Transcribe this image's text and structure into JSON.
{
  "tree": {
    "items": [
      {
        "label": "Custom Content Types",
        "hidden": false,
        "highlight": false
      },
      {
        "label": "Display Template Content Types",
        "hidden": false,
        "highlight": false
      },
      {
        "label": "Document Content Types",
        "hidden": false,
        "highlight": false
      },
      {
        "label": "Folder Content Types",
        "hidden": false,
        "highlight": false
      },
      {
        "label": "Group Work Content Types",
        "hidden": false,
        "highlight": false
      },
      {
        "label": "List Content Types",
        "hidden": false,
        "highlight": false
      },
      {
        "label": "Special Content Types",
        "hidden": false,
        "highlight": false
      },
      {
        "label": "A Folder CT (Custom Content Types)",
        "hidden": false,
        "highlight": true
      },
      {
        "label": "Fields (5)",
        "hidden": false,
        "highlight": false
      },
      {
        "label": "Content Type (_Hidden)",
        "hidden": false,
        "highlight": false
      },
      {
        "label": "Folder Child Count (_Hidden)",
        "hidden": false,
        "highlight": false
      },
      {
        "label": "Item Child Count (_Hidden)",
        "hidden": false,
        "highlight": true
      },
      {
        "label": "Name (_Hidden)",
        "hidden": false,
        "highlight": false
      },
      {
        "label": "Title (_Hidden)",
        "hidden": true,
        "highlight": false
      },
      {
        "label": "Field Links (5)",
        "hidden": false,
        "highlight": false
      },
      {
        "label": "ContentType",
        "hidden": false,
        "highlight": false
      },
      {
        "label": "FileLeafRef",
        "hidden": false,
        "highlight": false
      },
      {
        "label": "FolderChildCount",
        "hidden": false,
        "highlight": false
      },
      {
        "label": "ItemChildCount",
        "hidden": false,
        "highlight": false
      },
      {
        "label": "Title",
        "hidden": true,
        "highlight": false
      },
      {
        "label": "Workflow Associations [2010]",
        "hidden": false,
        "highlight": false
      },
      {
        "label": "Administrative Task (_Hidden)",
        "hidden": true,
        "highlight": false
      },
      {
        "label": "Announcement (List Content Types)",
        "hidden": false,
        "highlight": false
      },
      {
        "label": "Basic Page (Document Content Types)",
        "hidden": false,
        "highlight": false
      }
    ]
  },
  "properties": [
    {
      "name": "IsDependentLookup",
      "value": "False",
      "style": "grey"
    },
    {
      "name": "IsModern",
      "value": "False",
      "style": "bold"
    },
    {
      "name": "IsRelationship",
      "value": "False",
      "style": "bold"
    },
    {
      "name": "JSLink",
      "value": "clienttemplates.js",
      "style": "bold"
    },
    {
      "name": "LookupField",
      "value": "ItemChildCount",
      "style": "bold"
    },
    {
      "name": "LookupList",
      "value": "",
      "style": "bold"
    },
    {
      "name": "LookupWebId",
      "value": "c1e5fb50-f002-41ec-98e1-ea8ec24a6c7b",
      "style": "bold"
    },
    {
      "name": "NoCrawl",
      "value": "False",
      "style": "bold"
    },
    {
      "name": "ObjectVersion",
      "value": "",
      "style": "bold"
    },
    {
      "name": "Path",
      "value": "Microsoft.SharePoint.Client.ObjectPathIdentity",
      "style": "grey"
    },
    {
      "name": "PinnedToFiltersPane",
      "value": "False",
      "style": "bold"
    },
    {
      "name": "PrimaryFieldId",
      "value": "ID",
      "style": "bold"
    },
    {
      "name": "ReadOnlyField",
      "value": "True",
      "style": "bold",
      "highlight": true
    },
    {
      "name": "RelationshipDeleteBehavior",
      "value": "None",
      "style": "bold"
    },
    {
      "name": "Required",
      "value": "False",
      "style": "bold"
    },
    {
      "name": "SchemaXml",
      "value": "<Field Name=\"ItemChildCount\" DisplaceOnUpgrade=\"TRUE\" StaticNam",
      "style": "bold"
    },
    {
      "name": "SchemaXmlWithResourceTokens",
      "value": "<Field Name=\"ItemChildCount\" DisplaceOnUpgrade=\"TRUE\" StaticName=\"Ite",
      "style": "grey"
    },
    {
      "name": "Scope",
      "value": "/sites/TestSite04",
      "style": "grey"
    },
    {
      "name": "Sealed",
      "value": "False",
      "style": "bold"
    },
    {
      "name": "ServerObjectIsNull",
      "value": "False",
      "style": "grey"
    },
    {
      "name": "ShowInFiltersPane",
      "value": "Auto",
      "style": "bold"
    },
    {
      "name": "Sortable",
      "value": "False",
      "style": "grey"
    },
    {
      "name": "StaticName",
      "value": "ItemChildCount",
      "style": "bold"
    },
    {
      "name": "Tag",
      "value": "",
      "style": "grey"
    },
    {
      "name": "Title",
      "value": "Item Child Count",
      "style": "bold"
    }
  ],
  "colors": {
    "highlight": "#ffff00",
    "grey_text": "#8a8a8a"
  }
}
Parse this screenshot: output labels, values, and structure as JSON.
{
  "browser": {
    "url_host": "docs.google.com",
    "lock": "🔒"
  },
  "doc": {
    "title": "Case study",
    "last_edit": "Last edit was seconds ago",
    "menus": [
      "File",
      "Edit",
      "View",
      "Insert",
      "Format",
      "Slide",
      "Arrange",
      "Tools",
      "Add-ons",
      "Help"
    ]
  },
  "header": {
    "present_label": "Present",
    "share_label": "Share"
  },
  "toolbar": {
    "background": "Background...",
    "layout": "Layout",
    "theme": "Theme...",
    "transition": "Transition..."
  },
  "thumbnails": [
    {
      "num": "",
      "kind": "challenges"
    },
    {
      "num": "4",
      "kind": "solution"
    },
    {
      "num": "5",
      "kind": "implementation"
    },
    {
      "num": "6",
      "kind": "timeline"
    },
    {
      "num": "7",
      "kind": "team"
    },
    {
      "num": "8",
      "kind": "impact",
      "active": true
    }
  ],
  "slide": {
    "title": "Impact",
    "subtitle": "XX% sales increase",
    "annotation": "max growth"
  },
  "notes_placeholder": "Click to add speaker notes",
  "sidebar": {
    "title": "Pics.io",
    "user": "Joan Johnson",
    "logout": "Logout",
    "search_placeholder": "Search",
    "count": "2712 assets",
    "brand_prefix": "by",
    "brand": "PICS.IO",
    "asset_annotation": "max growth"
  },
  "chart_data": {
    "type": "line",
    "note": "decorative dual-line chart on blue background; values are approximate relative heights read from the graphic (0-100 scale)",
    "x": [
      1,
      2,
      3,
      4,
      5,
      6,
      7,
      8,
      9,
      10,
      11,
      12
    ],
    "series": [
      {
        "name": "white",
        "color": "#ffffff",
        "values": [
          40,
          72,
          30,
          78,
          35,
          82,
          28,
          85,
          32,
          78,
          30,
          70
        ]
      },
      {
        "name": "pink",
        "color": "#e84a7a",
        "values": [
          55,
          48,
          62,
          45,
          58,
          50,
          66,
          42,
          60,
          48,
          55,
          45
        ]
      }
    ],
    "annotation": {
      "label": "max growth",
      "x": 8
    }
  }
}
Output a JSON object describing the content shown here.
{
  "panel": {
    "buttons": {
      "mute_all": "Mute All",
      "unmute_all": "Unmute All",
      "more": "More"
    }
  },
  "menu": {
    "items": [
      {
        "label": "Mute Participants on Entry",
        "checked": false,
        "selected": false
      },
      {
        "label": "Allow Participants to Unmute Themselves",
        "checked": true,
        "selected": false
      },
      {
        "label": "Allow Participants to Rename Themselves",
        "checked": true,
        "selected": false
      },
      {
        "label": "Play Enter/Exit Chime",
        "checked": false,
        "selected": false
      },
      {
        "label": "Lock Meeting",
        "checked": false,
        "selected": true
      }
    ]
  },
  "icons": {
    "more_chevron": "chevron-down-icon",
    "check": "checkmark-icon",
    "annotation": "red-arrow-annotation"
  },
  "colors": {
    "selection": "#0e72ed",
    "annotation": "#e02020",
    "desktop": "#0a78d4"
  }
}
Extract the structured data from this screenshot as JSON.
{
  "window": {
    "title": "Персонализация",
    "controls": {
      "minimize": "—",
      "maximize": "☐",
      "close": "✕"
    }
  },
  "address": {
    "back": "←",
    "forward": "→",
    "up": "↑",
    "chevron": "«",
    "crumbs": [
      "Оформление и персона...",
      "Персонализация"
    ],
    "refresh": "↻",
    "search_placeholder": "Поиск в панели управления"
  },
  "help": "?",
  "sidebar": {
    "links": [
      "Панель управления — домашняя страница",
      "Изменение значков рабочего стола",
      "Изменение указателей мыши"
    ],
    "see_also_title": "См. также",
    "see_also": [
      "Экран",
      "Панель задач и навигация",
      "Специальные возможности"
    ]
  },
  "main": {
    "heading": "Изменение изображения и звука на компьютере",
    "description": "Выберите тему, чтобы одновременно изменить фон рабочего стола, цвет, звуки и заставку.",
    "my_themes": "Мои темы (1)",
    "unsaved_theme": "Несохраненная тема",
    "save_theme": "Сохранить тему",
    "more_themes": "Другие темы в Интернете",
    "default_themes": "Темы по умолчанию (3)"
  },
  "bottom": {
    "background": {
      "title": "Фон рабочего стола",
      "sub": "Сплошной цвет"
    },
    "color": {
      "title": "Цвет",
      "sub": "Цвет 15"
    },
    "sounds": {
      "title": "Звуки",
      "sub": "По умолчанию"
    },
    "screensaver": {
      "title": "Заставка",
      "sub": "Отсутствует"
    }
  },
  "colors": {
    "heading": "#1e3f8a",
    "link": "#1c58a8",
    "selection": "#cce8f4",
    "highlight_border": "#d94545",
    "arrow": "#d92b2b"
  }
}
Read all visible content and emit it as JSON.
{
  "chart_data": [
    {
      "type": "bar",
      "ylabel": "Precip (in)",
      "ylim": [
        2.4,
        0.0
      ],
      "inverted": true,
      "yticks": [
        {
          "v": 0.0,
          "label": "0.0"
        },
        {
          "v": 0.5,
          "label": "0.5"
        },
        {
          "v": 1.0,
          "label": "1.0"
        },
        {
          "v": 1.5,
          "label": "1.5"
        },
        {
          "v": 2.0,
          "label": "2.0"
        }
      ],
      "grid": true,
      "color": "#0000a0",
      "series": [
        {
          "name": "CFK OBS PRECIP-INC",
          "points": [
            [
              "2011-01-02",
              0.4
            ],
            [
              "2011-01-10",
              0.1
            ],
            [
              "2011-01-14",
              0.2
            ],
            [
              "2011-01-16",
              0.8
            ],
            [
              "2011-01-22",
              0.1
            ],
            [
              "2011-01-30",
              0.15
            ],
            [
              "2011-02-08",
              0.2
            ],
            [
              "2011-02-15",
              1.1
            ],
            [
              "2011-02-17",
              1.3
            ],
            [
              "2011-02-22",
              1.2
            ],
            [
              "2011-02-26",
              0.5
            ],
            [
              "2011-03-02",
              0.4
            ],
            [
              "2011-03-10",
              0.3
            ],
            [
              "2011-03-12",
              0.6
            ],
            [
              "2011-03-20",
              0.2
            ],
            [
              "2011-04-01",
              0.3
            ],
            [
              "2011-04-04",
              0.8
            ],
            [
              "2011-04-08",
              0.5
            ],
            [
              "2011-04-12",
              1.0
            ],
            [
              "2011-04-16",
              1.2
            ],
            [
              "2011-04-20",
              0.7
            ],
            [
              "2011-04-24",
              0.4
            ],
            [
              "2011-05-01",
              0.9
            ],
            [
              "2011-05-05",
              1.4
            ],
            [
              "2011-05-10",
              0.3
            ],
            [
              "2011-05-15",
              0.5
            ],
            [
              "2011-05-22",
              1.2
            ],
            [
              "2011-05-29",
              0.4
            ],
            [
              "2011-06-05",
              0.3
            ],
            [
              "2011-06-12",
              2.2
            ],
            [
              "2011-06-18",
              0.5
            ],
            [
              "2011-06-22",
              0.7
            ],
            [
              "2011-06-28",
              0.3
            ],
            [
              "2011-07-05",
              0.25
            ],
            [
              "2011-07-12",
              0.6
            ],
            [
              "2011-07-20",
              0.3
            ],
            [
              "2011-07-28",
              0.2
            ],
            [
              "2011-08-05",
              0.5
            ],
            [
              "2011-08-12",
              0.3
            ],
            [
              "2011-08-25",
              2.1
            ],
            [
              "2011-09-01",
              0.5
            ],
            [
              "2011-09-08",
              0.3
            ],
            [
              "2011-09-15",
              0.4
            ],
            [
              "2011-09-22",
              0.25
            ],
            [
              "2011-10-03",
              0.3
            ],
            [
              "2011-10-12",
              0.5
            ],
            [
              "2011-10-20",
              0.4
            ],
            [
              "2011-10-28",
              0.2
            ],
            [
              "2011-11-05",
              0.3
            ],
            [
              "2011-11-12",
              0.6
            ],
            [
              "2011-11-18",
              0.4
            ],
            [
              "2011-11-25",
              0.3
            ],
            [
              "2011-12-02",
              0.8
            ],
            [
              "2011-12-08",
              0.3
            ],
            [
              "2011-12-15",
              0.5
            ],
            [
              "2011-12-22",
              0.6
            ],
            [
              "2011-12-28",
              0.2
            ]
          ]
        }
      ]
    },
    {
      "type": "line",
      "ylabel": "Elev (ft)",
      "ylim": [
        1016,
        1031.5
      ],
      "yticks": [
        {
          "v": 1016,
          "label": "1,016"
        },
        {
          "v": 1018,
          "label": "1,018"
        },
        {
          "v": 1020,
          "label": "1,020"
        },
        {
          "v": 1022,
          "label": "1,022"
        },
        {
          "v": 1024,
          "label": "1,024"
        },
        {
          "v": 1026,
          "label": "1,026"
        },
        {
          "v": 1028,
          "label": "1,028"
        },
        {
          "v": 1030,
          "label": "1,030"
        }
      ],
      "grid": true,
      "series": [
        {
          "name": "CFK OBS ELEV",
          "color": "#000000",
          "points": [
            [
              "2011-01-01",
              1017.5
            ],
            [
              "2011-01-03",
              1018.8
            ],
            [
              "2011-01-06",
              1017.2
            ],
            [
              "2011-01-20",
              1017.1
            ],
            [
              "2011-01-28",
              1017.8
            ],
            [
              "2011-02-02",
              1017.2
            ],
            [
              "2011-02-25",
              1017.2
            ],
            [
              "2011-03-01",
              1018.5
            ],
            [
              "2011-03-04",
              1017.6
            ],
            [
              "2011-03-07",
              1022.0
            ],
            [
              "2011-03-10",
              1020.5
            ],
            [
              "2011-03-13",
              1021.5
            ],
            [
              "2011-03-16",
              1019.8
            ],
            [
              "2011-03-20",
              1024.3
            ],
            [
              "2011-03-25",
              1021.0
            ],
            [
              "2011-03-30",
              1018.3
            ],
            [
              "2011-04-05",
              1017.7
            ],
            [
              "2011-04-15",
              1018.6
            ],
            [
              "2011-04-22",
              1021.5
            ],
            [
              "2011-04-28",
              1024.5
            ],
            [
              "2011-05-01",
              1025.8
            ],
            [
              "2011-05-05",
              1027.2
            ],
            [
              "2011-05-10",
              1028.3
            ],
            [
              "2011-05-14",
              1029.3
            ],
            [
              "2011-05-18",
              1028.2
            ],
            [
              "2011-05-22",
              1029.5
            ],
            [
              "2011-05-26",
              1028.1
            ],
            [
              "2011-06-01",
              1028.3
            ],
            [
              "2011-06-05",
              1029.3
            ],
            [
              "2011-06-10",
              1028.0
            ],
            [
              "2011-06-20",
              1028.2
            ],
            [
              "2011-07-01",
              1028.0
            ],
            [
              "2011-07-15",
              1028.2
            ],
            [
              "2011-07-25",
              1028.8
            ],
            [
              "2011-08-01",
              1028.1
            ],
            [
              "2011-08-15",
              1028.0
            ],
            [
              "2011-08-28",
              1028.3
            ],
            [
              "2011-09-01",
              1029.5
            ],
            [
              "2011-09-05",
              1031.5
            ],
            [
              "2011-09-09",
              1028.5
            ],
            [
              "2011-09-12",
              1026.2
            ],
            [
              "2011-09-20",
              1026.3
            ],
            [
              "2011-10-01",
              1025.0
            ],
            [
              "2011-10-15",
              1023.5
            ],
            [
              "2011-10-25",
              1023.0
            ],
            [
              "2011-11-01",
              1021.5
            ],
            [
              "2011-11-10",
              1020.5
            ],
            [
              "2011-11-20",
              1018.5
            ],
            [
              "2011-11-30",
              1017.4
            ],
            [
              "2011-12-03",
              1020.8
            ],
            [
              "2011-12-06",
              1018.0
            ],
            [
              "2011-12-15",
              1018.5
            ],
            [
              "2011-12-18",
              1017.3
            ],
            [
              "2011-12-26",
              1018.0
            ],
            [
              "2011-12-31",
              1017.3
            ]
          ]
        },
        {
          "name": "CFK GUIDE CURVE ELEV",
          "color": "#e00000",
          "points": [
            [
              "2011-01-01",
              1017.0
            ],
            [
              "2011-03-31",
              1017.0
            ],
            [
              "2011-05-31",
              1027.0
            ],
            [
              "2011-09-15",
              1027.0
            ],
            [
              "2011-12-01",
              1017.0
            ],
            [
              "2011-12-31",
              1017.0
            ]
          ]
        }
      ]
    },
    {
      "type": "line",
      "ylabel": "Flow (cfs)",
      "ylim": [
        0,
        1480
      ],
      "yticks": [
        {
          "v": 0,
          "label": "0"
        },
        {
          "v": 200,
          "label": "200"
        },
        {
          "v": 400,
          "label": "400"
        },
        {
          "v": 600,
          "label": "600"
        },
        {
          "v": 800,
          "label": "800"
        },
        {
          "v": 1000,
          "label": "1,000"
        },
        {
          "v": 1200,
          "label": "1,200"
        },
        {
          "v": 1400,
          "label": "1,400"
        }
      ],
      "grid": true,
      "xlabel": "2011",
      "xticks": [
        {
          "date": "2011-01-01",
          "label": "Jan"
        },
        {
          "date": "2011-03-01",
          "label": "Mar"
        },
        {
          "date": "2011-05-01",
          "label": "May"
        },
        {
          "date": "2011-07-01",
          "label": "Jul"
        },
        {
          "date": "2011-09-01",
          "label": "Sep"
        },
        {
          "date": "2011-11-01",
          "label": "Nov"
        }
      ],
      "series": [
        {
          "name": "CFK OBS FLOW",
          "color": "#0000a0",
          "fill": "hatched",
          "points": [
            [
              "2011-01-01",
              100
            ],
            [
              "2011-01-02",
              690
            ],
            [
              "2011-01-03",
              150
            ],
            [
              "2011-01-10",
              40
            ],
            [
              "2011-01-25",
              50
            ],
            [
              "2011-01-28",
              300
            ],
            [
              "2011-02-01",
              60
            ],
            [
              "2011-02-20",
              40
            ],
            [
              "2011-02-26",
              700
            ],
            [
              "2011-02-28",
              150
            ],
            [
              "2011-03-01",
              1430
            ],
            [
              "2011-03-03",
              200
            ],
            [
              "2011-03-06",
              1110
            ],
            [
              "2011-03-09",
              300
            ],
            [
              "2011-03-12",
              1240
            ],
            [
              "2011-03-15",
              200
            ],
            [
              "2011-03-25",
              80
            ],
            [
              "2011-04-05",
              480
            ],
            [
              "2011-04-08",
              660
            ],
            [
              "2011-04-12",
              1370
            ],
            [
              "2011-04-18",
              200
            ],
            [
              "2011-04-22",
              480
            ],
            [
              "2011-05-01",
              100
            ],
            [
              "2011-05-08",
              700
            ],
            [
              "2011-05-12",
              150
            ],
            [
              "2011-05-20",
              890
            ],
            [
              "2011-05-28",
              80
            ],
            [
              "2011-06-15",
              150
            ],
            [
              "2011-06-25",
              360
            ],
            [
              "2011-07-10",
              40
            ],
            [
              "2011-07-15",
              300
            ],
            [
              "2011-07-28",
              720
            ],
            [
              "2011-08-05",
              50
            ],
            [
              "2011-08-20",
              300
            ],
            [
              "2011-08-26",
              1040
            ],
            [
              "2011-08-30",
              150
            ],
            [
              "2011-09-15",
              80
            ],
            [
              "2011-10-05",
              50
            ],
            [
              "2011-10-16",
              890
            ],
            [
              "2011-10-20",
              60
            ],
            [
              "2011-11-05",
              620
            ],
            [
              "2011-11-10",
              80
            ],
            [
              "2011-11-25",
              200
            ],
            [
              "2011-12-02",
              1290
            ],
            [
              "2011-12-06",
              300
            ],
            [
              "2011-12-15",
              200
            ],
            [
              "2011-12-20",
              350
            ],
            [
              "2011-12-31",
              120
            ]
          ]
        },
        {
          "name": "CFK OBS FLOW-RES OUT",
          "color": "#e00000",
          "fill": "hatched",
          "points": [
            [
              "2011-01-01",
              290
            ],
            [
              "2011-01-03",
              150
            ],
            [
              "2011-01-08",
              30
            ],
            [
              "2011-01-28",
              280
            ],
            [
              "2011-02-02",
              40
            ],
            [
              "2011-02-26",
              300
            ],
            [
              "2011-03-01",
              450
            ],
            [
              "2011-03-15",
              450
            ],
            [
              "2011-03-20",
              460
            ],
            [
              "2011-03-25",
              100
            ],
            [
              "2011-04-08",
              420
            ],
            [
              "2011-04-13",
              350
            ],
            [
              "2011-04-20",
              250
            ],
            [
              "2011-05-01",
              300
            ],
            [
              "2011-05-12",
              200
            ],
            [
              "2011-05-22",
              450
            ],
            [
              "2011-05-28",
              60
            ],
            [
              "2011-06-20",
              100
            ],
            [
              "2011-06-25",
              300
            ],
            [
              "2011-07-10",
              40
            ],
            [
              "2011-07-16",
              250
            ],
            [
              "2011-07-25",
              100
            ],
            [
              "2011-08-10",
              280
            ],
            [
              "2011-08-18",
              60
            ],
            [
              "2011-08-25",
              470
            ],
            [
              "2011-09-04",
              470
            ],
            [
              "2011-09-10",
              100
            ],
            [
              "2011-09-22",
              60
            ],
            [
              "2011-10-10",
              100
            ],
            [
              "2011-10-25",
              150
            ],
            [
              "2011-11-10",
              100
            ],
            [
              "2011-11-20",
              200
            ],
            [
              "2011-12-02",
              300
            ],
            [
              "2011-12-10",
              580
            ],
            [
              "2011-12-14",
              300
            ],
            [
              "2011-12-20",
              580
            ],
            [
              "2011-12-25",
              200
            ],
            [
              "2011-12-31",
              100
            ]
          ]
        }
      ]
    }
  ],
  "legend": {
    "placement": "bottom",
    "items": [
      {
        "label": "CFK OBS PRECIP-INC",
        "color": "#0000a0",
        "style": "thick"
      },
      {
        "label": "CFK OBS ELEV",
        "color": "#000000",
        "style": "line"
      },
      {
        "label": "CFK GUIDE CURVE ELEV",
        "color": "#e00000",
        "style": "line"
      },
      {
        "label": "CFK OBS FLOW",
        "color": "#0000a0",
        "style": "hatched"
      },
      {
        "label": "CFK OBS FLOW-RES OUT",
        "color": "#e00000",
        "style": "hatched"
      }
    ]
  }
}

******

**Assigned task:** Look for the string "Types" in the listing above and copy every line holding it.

**Answer section:**
        "label": "Custom Content Types",
        "label": "Display Template Content Types",
        "label": "Document Content Types",
        "label": "Folder Content Types",
        "label": "Group Work Content Types",
        "label": "List Content Types",
        "label": "Special Content Types",
        "label": "A Folder CT (Custom Content Types)",
        "label": "Announcement (List Content Types)",
        "label": "Basic Page (Document Content Types)",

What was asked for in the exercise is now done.